Among these records, tally each line with the word "likes"; the answer is that number alone.

START Supplied records

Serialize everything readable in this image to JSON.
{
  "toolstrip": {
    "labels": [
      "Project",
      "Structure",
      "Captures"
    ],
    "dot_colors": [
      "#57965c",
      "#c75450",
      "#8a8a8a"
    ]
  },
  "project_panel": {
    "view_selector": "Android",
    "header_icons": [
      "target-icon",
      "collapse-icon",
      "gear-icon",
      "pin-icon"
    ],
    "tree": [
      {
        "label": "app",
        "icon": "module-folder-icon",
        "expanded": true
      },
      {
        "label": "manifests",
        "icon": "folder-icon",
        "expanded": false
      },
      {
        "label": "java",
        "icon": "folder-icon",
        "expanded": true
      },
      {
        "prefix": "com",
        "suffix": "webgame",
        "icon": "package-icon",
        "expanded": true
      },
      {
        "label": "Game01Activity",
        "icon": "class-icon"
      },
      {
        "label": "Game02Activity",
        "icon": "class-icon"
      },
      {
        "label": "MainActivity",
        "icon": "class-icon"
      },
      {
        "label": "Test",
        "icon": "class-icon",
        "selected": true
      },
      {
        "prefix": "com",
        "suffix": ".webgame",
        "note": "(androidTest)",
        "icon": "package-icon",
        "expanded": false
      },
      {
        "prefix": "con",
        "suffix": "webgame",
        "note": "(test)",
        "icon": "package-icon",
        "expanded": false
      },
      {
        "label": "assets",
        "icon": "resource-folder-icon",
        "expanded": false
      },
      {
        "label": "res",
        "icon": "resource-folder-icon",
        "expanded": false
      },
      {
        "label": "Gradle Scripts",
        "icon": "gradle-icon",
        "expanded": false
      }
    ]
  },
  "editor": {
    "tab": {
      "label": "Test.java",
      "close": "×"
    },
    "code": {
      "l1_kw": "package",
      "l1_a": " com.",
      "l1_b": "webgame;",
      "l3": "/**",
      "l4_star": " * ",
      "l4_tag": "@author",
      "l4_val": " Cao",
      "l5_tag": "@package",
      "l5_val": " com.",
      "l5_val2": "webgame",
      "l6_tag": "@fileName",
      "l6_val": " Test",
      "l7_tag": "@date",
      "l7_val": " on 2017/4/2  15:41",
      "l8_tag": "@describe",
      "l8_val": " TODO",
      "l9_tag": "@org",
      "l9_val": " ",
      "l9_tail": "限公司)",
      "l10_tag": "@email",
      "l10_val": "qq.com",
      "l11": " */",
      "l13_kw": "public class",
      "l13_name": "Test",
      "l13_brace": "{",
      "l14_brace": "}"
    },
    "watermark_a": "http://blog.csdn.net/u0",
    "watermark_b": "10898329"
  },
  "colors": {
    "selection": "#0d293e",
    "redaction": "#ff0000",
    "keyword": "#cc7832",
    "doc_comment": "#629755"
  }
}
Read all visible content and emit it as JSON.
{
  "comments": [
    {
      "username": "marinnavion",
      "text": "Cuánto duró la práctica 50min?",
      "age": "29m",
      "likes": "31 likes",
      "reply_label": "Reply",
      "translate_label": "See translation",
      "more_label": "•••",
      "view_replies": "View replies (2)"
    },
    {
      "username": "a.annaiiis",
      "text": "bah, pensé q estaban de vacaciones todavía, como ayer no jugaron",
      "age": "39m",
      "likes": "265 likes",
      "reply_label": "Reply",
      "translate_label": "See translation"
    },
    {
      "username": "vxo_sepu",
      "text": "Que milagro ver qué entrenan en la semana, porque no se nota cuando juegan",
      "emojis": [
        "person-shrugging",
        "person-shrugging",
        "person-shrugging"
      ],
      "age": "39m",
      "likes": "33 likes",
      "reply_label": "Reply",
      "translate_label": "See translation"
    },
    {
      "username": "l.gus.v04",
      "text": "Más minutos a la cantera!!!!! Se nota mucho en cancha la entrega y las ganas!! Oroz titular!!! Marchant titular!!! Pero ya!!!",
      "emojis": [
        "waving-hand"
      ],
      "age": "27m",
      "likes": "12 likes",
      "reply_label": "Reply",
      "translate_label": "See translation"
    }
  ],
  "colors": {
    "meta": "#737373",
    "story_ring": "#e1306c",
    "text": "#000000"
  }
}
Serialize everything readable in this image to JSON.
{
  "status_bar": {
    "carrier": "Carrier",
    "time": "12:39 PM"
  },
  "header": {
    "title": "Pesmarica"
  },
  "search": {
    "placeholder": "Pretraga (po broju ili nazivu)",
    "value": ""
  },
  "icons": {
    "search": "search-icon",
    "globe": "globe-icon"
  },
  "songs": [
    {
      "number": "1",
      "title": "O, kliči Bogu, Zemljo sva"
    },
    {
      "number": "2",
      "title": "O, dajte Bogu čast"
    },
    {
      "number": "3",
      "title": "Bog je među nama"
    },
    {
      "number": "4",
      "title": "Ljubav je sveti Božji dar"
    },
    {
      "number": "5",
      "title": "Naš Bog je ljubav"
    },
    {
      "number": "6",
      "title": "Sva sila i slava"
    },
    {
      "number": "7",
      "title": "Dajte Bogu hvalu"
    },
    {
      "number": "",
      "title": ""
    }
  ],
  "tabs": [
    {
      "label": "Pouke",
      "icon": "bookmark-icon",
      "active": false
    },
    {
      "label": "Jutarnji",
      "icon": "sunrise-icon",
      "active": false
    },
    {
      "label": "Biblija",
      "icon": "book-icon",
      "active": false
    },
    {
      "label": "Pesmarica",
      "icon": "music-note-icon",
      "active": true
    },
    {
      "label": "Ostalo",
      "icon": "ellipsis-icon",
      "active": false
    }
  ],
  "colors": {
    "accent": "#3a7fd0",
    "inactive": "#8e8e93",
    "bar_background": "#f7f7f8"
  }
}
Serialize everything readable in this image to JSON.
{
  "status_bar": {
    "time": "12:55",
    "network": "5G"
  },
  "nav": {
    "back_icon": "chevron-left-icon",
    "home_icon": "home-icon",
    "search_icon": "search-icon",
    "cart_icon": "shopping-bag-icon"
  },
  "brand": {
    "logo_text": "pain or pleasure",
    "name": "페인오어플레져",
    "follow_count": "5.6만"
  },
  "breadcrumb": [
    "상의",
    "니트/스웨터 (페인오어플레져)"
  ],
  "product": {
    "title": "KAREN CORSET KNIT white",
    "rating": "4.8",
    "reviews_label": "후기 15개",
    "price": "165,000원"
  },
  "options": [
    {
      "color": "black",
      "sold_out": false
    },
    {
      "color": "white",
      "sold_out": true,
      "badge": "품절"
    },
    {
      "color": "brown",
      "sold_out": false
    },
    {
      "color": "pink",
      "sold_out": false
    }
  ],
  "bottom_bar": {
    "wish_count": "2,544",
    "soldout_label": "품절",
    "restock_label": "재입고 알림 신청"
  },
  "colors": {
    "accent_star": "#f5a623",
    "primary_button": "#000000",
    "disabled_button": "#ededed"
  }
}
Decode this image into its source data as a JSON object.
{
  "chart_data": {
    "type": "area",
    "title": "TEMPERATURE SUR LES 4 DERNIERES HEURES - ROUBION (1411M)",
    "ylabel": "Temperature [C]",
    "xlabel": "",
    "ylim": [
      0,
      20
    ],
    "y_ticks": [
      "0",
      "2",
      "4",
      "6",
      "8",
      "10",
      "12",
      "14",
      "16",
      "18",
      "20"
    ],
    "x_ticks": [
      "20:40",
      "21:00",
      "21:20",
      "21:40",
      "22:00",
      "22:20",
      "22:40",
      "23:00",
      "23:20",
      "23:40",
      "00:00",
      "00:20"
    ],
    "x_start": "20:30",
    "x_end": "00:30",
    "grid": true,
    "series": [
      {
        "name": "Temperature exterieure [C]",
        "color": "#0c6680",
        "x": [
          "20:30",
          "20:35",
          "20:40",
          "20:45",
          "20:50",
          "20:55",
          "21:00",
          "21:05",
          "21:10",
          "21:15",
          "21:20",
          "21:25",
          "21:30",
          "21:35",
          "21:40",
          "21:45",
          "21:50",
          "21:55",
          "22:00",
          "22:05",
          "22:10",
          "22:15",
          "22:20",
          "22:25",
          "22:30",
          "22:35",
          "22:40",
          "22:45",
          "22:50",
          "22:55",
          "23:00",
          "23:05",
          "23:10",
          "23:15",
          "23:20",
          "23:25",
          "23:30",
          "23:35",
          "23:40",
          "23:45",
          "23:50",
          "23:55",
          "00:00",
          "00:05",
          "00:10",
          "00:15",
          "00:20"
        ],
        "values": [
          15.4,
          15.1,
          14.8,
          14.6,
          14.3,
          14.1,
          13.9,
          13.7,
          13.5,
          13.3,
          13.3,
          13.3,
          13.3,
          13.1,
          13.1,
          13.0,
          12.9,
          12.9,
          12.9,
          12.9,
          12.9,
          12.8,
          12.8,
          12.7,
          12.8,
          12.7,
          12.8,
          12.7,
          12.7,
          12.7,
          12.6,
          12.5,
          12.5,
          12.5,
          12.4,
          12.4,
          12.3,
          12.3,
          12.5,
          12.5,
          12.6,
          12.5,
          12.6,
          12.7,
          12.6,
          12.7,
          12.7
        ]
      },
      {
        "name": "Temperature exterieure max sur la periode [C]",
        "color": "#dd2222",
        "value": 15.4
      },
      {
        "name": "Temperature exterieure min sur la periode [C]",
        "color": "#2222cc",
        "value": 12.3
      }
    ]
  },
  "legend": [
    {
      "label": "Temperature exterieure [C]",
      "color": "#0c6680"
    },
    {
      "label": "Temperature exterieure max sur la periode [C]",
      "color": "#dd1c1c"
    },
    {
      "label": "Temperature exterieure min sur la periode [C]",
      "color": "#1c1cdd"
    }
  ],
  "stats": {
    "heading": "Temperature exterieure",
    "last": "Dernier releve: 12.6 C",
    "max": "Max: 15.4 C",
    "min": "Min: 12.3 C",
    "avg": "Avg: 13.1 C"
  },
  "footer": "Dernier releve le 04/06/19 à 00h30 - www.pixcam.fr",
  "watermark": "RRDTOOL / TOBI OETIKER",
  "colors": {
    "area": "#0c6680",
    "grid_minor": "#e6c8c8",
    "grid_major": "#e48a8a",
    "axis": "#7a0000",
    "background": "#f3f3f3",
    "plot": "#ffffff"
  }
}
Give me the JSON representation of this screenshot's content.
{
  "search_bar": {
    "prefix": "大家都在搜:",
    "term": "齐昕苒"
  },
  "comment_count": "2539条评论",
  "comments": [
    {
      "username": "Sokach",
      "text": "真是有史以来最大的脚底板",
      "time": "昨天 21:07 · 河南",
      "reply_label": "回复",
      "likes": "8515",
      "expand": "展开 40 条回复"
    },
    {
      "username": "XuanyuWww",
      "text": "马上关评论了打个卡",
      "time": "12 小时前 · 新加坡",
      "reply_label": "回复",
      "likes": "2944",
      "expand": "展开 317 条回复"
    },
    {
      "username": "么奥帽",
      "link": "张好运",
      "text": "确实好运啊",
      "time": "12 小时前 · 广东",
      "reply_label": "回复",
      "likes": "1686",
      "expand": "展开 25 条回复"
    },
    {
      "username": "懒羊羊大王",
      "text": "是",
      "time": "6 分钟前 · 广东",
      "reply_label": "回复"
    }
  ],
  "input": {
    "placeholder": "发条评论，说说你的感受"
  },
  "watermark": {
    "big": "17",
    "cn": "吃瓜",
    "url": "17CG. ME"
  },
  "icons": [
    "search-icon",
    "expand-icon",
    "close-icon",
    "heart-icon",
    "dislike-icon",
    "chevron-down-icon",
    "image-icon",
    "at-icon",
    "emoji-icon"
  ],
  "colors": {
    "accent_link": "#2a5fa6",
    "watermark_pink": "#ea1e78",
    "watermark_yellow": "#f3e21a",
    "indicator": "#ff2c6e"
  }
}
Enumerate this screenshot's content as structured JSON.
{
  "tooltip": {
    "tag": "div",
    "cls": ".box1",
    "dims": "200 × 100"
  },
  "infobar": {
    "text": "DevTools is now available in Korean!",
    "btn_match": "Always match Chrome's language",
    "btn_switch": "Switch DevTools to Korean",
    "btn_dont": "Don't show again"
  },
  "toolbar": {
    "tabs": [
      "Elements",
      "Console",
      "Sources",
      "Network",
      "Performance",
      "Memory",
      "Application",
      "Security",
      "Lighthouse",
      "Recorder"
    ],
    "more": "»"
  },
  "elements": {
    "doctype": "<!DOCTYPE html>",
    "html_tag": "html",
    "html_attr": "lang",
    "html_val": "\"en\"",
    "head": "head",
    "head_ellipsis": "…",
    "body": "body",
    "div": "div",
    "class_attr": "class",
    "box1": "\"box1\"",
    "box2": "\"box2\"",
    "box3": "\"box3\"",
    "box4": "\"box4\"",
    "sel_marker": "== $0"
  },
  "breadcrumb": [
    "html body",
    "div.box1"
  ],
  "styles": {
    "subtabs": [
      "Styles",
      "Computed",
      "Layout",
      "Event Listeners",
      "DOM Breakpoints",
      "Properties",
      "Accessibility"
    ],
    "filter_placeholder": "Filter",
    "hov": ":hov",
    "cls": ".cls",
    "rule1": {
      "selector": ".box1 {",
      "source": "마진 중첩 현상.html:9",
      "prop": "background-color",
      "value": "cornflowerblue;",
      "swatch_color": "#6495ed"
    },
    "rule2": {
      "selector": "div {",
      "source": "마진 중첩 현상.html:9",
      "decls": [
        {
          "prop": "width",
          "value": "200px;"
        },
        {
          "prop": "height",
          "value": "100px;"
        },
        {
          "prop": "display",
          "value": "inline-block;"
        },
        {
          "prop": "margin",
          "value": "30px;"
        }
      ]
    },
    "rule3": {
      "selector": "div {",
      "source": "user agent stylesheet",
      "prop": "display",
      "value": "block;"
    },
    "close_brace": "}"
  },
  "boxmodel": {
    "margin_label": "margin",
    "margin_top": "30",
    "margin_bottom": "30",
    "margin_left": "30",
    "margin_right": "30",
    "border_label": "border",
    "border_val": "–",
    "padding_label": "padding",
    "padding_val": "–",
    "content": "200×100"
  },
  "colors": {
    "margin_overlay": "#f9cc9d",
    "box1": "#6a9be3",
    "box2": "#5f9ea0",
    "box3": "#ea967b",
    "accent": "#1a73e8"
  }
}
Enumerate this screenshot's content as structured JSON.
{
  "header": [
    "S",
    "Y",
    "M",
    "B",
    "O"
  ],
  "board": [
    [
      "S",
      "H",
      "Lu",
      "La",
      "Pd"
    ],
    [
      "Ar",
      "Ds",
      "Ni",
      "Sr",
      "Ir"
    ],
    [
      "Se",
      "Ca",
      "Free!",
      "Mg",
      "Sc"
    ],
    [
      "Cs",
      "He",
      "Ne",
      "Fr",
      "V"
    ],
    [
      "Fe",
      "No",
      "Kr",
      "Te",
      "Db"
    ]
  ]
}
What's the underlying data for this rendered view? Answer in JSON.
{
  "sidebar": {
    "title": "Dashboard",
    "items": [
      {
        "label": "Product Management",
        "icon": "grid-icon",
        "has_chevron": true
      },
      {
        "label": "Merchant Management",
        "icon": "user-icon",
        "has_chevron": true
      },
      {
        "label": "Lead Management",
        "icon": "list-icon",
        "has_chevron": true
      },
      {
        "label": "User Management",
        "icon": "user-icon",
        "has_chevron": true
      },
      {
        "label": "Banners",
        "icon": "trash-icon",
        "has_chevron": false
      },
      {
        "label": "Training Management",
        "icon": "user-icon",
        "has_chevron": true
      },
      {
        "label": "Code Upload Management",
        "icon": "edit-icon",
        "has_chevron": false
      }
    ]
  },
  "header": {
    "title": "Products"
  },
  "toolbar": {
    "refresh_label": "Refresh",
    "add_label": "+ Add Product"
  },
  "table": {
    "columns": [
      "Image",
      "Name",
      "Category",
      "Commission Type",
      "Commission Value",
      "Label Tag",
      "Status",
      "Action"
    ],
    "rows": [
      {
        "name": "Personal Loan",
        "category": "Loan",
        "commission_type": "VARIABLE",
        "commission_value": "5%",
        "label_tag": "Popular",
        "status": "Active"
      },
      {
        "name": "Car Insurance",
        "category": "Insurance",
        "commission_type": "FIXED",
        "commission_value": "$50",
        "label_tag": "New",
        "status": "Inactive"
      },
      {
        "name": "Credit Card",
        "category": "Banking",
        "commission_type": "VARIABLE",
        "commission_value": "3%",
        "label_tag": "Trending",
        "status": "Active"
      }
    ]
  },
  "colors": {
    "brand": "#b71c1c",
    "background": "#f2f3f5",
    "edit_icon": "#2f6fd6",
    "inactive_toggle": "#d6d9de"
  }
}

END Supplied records

Response to this exercise:
7